Furthermore, your Remodeling Company and their Construction Company are in different sub-industries; therefore, you and Remodeling Company business partner will not merge or otherwise combine the two companies. Finally, the Remodeling Company is highly recognized (i.e., has high visibility) but, unfortunately, does not generate sufficient net income to pay you and your business partner what you could earn as employees elsewhere. However, Construction Company can not only pay you and your business partner an industry-standard wage, but Construction Company is more profitable, has a strong balance sheet, and more revenue opportunities and can therefore offer you and your partner more net worth creation than Remodeling Company can.

Actual Questions:

Your question is multi-fold:

  1. Should you and your business partner sell the Remodeling Company to an employee?  or
  2. Should you both keep the Remodeling Company and just scale it back so your partner can run it alone?

 My Response: A Few Additional Concerns

Warning! Warning! Warning! You are placing far too much weight on your future goals and activities on an assumption! That assumption is that you and your business partner will be able to buy Construction Company at some future date when the current owners actually retire. I and others I know have been in the same situation. Rule number 1: Nothing ever remains the same! The Construction Company owners could fully intend to sell to you today, but one could die six months from now, or the owners could receive a really attractive offer from a competitor, a current family member or business acquaintance, or larger company in the industry to buy the business.  Who knows? There are far too many things that could change in three to five years.

Partners support one another.

You and your business partner must come to an agreement, then discuss that with the Construction Company owners.

Therefore, before I answer your question, I say to you: You MUST document this purchase “intention” in writing, either as an Offer / Agreement to Purchase or an Option to Purchase. You have numerous options to clearly and fully document this intention to purchase the Construction Company in writing. These include the following:

  • You could execute a sales agreement to purchase the Construction Company now, but pay for the purchase over the next three to five years.
    • Option 1: Structure this as an installment sale. (This option could help the sellers save on taxes.) or
    • Option 2: Structure this as an equity buy down over the three to five year period.
    • (Other options exist, but deal structure is not the point of my answer; the need for a written agreement is.)
  •  You could enter into an option to purchase agreement or an agreement that provides you and your business partner with the right of first refusal to purchase the Construction Company.
    • This alternative is attractive if you and your business partner do not currently have the funds to purchase the Construction Company, the current owners are unwilling to sell today, or you are simply unable to negotiate a buyout today.

I strongly recommend the following action steps:

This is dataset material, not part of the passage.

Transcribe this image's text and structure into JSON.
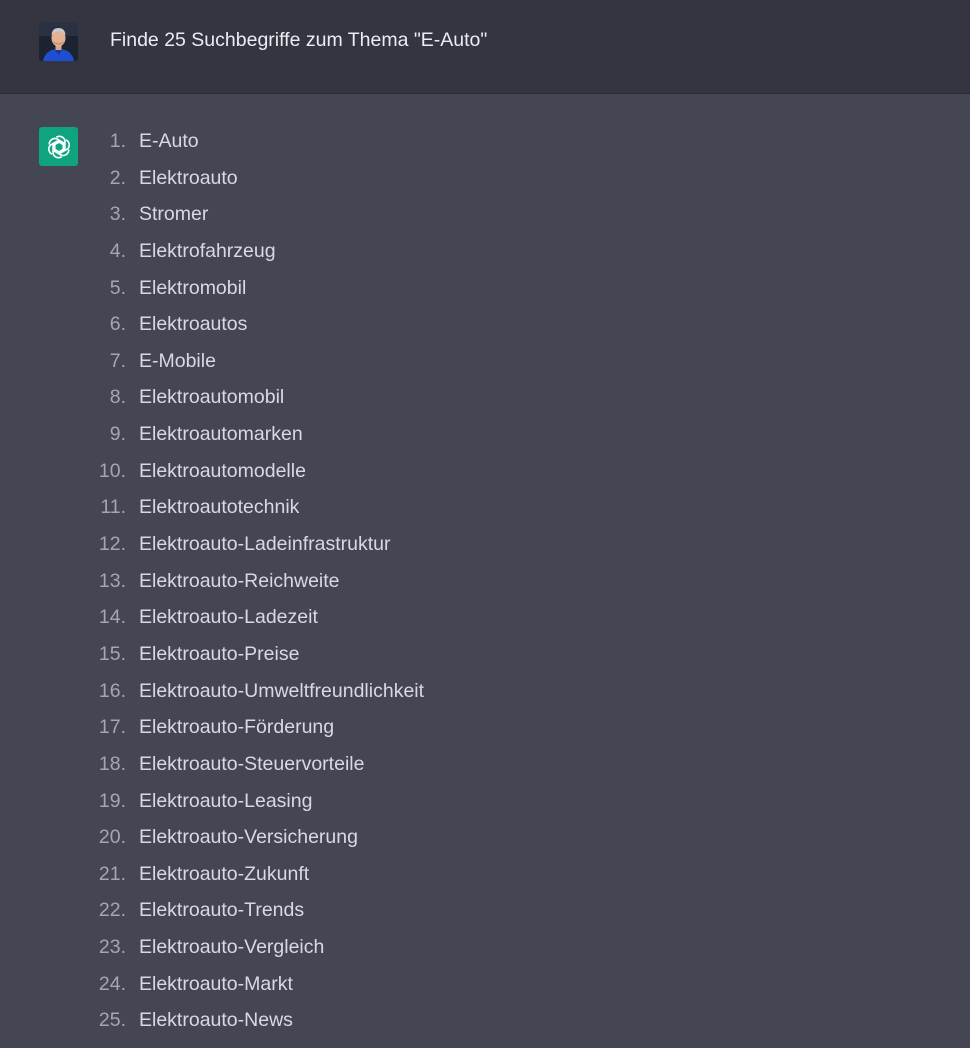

  1. Discuss with your current business partner what you both want to do with regards to purchasing the Construction Company.
  2. Speak to the owners of the Construction Company and come to a specific verbal agreement regarding a purchase, option, or variation thereof.
  3. Consult with a business acquisition attorney to help you document and structure an offer that meets everyone’s primary needs and wants.

For the actual answers to the questions, and the second and final half of my response, please view this blog on Monday, August 25.